Montebello Mayor Salvador Melendez joined City Councilman Jack Hajinian, county Supervisor Hilda Solis and state Sen. Bob Archuleta, D-Pico Rivera, in calling for peace in Nagorno-Karabakh. 

“On behalf of all of our Armenian citizens, those living in our sister city and all of those who have loved ones being impacted by this violence, we are asking the forces involved to stop and negotiate peacefully,” Melendez said. 

 Montebello is home to one of the oldest Armenian communities in Los Angeles County and has a sister-city relationship with Stepaakert, the de facto capital of Nagorno-Karabakh. The press conference was a show of support for this community.

Nagorno-Karabakh is internationally recognized as part of Azerbaijan, but a majority of its population is ethnically Armenian and the Armenian community controls the local government there. Following the collapse of the Soviet Union in 1991, Armenia and Azerbaijan fought a bloody war over the region, which claimed an estimated 30,000 lives until a ceasefire in 1994. Both Armenia and Azerbaijan claim the other side broke a ceasefire in September by firing rockets into their territory.

Both sides agreed to a ceasefire after hours of negotiation in Moscow led by Russia, France and the United States diplomats. Minutes after the ceasefire went into effect, Armenia’s defense ministry accused Azeri forces of launching an attack on Armenian forces and civilians.

The U.S. previously drew criticism for being slow to call for ceasefire talks, while the local Armenian communities in Los Angeles criticized American media for not covering the conflict. Representatives of Montebello’s Armenian community sought to raise awareness.

“What’s happening isn’t right,” said Sonia Funkkian, oresident of the Armenian Relief Society’s Montebello chapter. “There are people’s homes being shelled. We’re mostly a cultural organization, but when we see our brothers and sisters being killed like they are now we’re also a humanitarian organization.”

In addition to a robust Armenian diaspora, the city of Montebello is home to the Armenian Genocide Martyrs Monument, to commemorate the ethnic cleansing perpetratred by the Turkish government against its Armenian population from 1915 to 1921, resulting in an estimated 1.5 million Armenian deaths.

The monument was completed in 1968 despite opposition from the Turkish government, local Turkish national groups and domestic political pressure, who deny that the genocide happened.

Demonstrators have protested in Hollywood and called for more media attention toward the conflict, and for the U.S. to condemn Azerian aggression.
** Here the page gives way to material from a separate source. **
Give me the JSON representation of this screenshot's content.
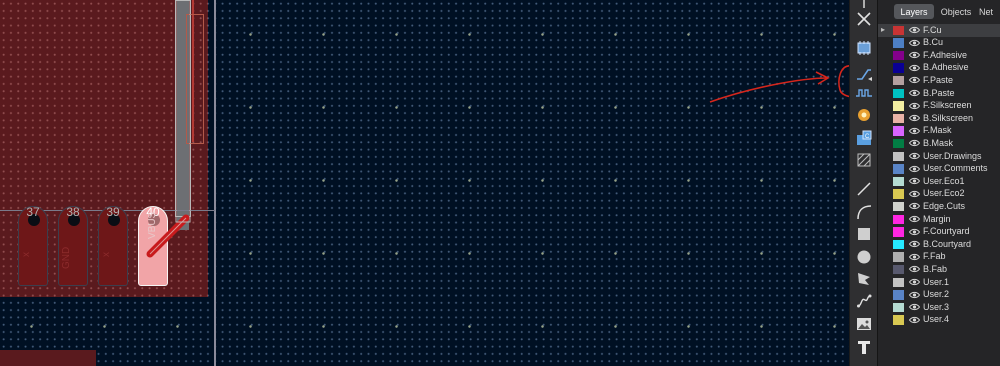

Jose Ivan Cazares is a freelance reporter for Wave Newspapers who covers Lynwood, Montebello, Monterey Park, Alhambra, Pico Rivera, Santa Fe Springs and Whittier.  He can be reached at